two hours of seminar: three hours of laboratory or field work, Clinical practice/practicum, studio practice or stadium sporting activity, six hours of teaching practice; one week of industrial attachment where applicable.
Normally, in Course Credit System, courses are mounted all year round, thus enabling students to participate in examinations in which they are unsuccessful or unable to participate on account of ill health or for other genuine reasons. In such a system no special provisions are made for re-sit examinations.
Grade Point Average and Cumulative Grade Point Average
Grade Point Average (GPA)
Performance in any semester is reported in Grade Point Average. This is the average of weighted grade points earned in the courses taken during the semester. The Grade Point Average is obtained by multiplying the Grade Point average in each course by the number of Credit Units assigned to that course, and then summing these up and dividing by the total number of Credit Units taken for the semester.
Cumulative Grade Point Average (CGPA)
This is the up-to-date mean of the Grade Points earned by the student in a program of study. It is an indication of the student’s overall performance at any point in the training program. To compute the Cumulative Grade Point Average, the total of Grade Points multiplied by the respective Credit Units for all the semesters are added and then divided by the total number
Technique of Student Assessment
All courses taken must be evaluated and a final grade given at the end of the semester.
To arrive at the final grade, the evaluation must be a continuous process consisting of some or all of the following where applicable:
- Intra-term examination or exercises
- Assignments and/or presentations
- Term papers
- End of semester examinations.
A letter grade and numerical point shall be awarded to each student based on his /her total scores on all the evaluation criteria. The final marks scored by a student and the corresponding letter grades and the numerical points should be clearly indicated. The following are possible final marks and their corresponding letter grades and grade points:
|Marks%||Letter Grade||Grade Point|
External Examiners System
The current practice of inviting external examiners from other universities to moderate examination papers at the 400 level should be continued. However, external examiners should go beyond just moderating papers to examining the adequacy or otherwise of the quality of teaching, coverage of course contents, and the appropriateness and availability of reading materials.
This broadening of the external examiner’s responsibilities requires an improvement in the conditions of remuneration of external examiners.
Students’ Evaluation of Courses
Each university should develop a system to allow students to evaluate the courses of the programs.
Maintenance of Curricula Relevance
- a) In reviewing curricula for the various disciplines, the opinions of stakeholders, such as professional bodies, students, lecturers, industry and the Public sector should be sought.
- b) The university should institute appropriate mechanisms for obtaining regular feedback on the performance of their products in the labour market.
- c) The curricula should be reviewed once every 5 years to take care of changes in the environment.
The B.Sc Accountancy Program of the Department exposes candidates to numerous high and middle-level job opportunities in many establishments particularly those of government, industry and statutory organizations.

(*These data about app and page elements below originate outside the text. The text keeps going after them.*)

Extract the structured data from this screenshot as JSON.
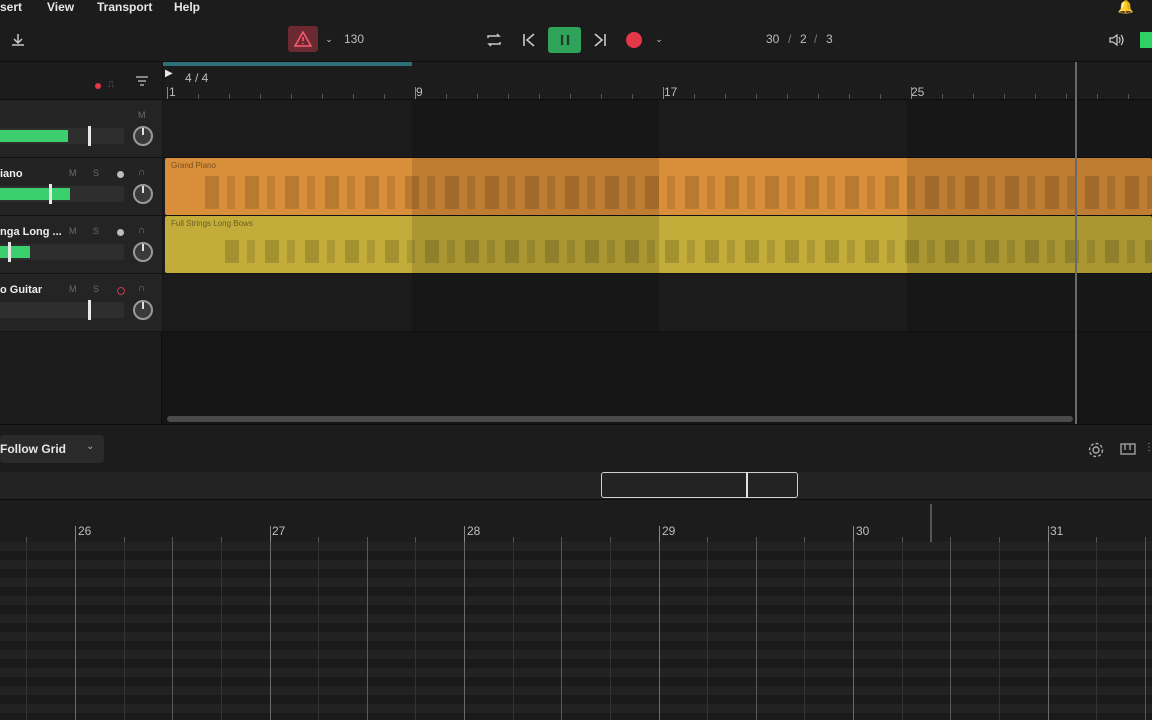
{
  "menu": [
    "sert",
    "View",
    "Transport",
    "Help"
  ],
  "toolbar": {
    "tempo": "130",
    "position": "30",
    "position_sep1": "/",
    "position_beat": "2",
    "position_sep2": "/",
    "position_div": "3",
    "warning_color": "#e0455a",
    "play_color": "#2fa35a",
    "record_color": "#e5374a"
  },
  "ruler": {
    "time_signature": "4 / 4",
    "bars": [
      "1",
      "9",
      "17",
      "25"
    ]
  },
  "tracks": [
    {
      "name": "",
      "m": "M",
      "s": "",
      "meter_level": 0.55
    },
    {
      "name": "iano",
      "m": "M",
      "s": "S",
      "meter_level": 0.5
    },
    {
      "name": "nga Long ...",
      "m": "M",
      "s": "S",
      "meter_level": 0.2
    },
    {
      "name": "o Guitar",
      "m": "M",
      "s": "S",
      "meter_level": 0.0
    }
  ],
  "regions": [
    {
      "label": "Grand Piano",
      "color": "#d98f3a"
    },
    {
      "label": "Full Strings Long Bows",
      "color": "#c2ac3a"
    }
  ],
  "editor": {
    "grid_mode": "Follow Grid",
    "bars": [
      "26",
      "27",
      "28",
      "29",
      "30",
      "31"
    ]
  }
}
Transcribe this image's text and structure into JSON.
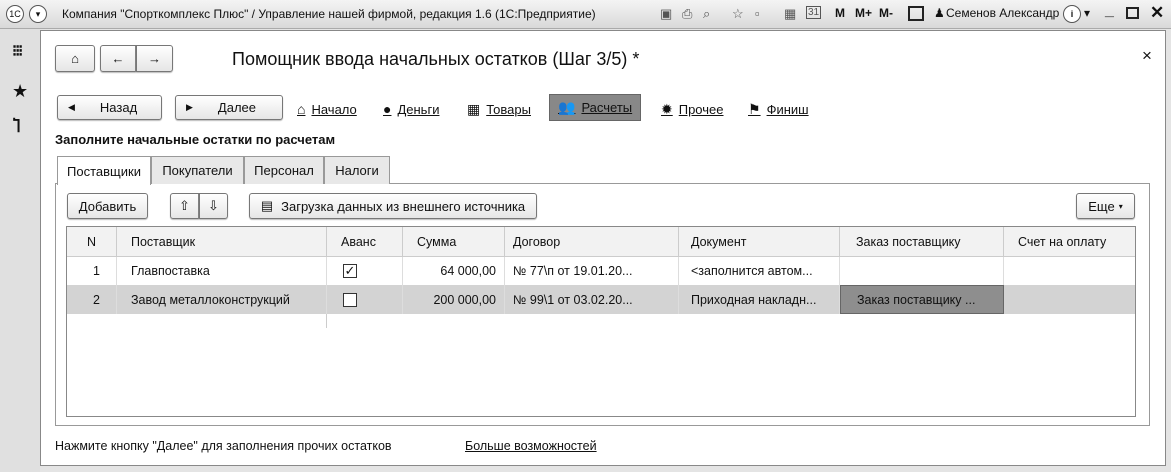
{
  "window": {
    "title": "Компания \"Спорткомплекс Плюс\" / Управление нашей фирмой, редакция 1.6  (1С:Предприятие)",
    "user": "Семенов Александр",
    "m": "M",
    "mplus": "M+",
    "mminus": "M-",
    "calendar": "31",
    "logo": "1С"
  },
  "form": {
    "title": "Помощник ввода начальных остатков (Шаг 3/5) *",
    "close": "×"
  },
  "nav": {
    "back": "Назад",
    "next": "Далее",
    "links": [
      {
        "label": "Начало",
        "icon": "home-icon"
      },
      {
        "label": "Деньги",
        "icon": "ruble-icon"
      },
      {
        "label": "Товары",
        "icon": "cart-icon"
      },
      {
        "label": "Расчеты",
        "icon": "people-icon",
        "active": true
      },
      {
        "label": "Прочее",
        "icon": "gear-icon"
      },
      {
        "label": "Финиш",
        "icon": "flag-icon"
      }
    ]
  },
  "heading": "Заполните начальные остатки по расчетам",
  "tabs": [
    "Поставщики",
    "Покупатели",
    "Персонал",
    "Налоги"
  ],
  "toolbar": {
    "add": "Добавить",
    "load": "Загрузка данных из внешнего источника",
    "more": "Еще"
  },
  "table": {
    "columns": [
      "N",
      "Поставщик",
      "Аванс",
      "Сумма",
      "Договор",
      "Документ",
      "Заказ поставщику",
      "Счет на оплату"
    ],
    "rows": [
      {
        "n": "1",
        "supplier": "Главпоставка",
        "advance": true,
        "sum": "64 000,00",
        "contract": "№ 77\\п от 19.01.20...",
        "document": "<заполнится автом...",
        "order": "",
        "invoice": ""
      },
      {
        "n": "2",
        "supplier": "Завод металлоконструкций",
        "advance": false,
        "sum": "200 000,00",
        "contract": "№ 99\\1 от 03.02.20...",
        "document": "Приходная накладн...",
        "order": "Заказ поставщику ...",
        "invoice": ""
      }
    ]
  },
  "footer": {
    "hint": "Нажмите кнопку \"Далее\" для заполнения прочих остатков",
    "more": "Больше возможностей"
  }
}
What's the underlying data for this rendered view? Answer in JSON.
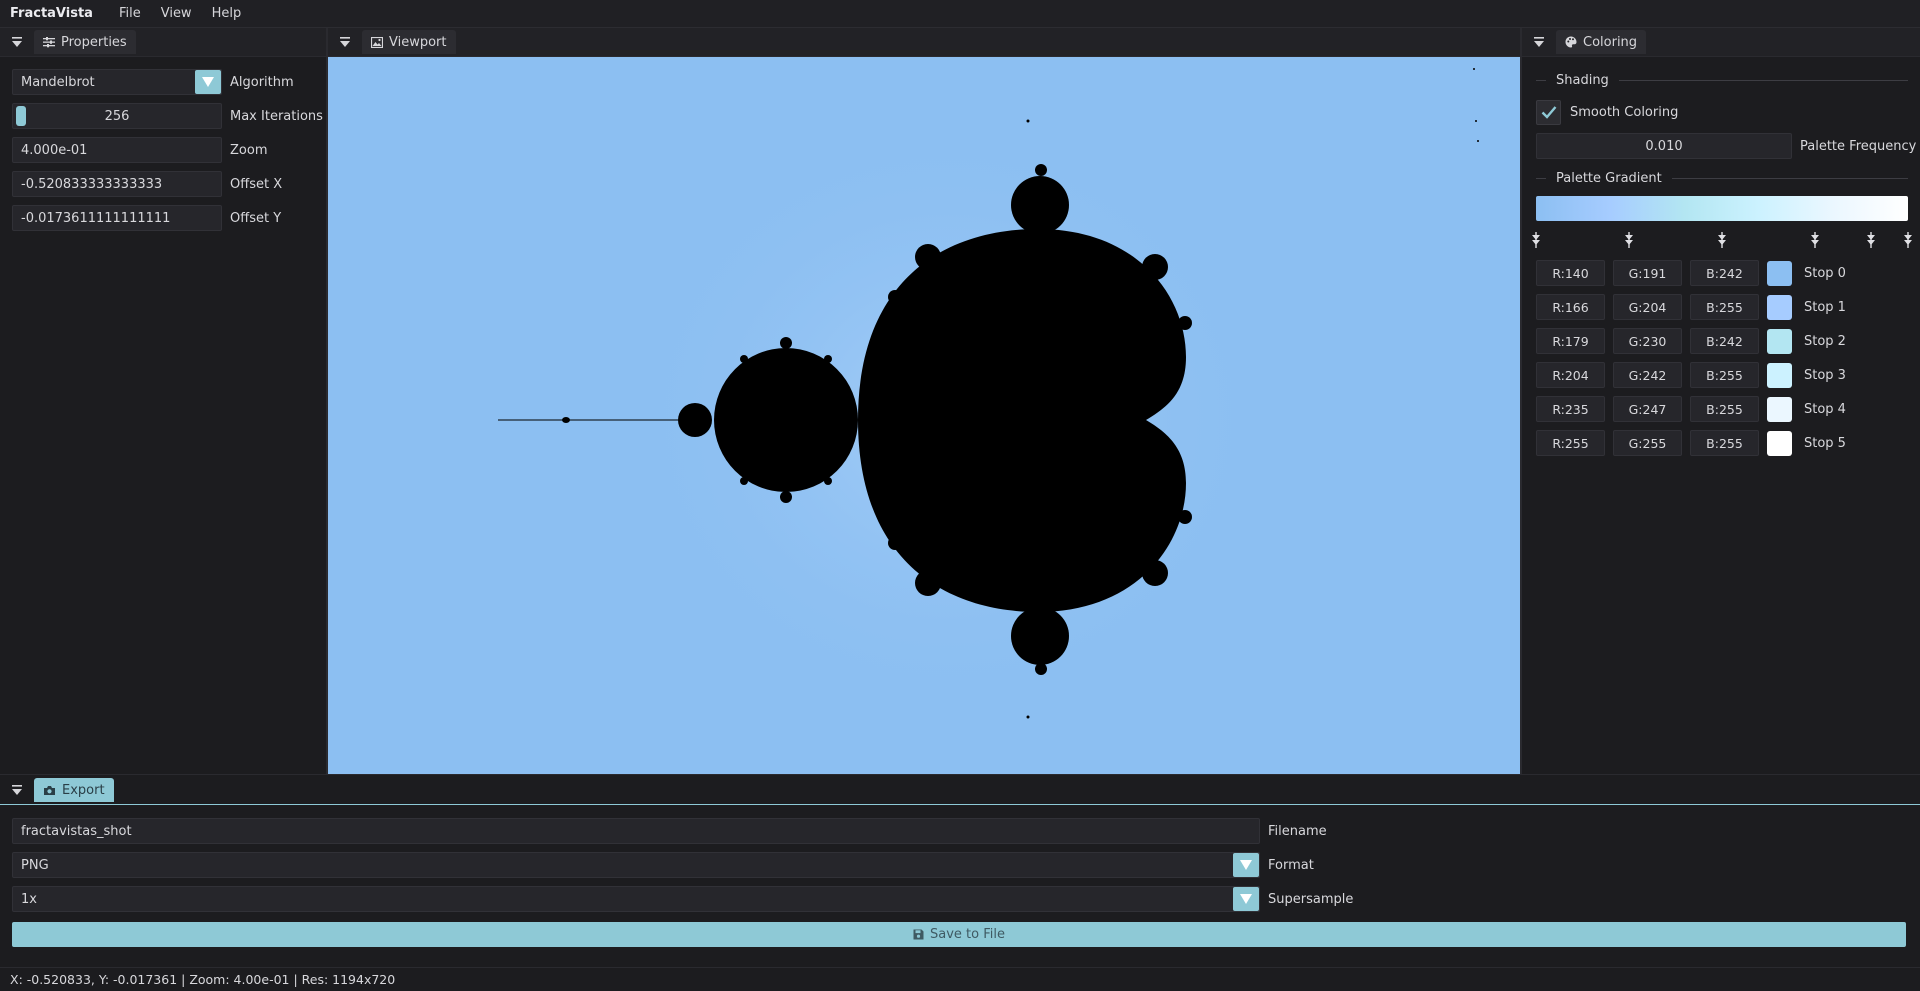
{
  "menubar": {
    "app_title": "FractaVista",
    "items": [
      "File",
      "View",
      "Help"
    ]
  },
  "properties": {
    "tab_label": "Properties",
    "algorithm": {
      "value": "Mandelbrot",
      "label": "Algorithm"
    },
    "max_iterations": {
      "value": "256",
      "label": "Max Iterations"
    },
    "zoom": {
      "value": "4.000e-01",
      "label": "Zoom"
    },
    "offset_x": {
      "value": "-0.520833333333333",
      "label": "Offset X"
    },
    "offset_y": {
      "value": "-0.0173611111111111",
      "label": "Offset Y"
    }
  },
  "viewport": {
    "tab_label": "Viewport"
  },
  "coloring": {
    "tab_label": "Coloring",
    "shading_heading": "Shading",
    "smooth_coloring": {
      "label": "Smooth Coloring",
      "checked": true
    },
    "palette_frequency": {
      "value": "0.010",
      "label": "Palette Frequency"
    },
    "palette_gradient_heading": "Palette Gradient",
    "stops": [
      {
        "r": "R:140",
        "g": "G:191",
        "b": "B:242",
        "label": "Stop 0",
        "color": "#8cbff2"
      },
      {
        "r": "R:166",
        "g": "G:204",
        "b": "B:255",
        "label": "Stop 1",
        "color": "#a6ccff"
      },
      {
        "r": "R:179",
        "g": "G:230",
        "b": "B:242",
        "label": "Stop 2",
        "color": "#b3e6f2"
      },
      {
        "r": "R:204",
        "g": "G:242",
        "b": "B:255",
        "label": "Stop 3",
        "color": "#ccf2ff"
      },
      {
        "r": "R:235",
        "g": "G:247",
        "b": "B:255",
        "label": "Stop 4",
        "color": "#ebf7ff"
      },
      {
        "r": "R:255",
        "g": "G:255",
        "b": "B:255",
        "label": "Stop 5",
        "color": "#ffffff"
      }
    ]
  },
  "export": {
    "tab_label": "Export",
    "filename": {
      "value": "fractavistas_shot",
      "label": "Filename"
    },
    "format": {
      "value": "PNG",
      "label": "Format"
    },
    "supersample": {
      "value": "1x",
      "label": "Supersample"
    },
    "save_label": "Save to File"
  },
  "status": {
    "text": "X: -0.520833, Y: -0.017361 | Zoom: 4.00e-01 | Res: 1194x720"
  },
  "colors": {
    "accent": "#8ec9d6",
    "background": "#1c1c1f",
    "fractal_bg": "#8cbff2"
  }
}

A graduate of Accountancy Department with a good B.Sc. could rise to the position of Accountant General or Auditor General of the Federation or State, or Director of Budget. A candidate who proceeds to acquire the professional license after graduation also has the additional advantage of setting up his own practice.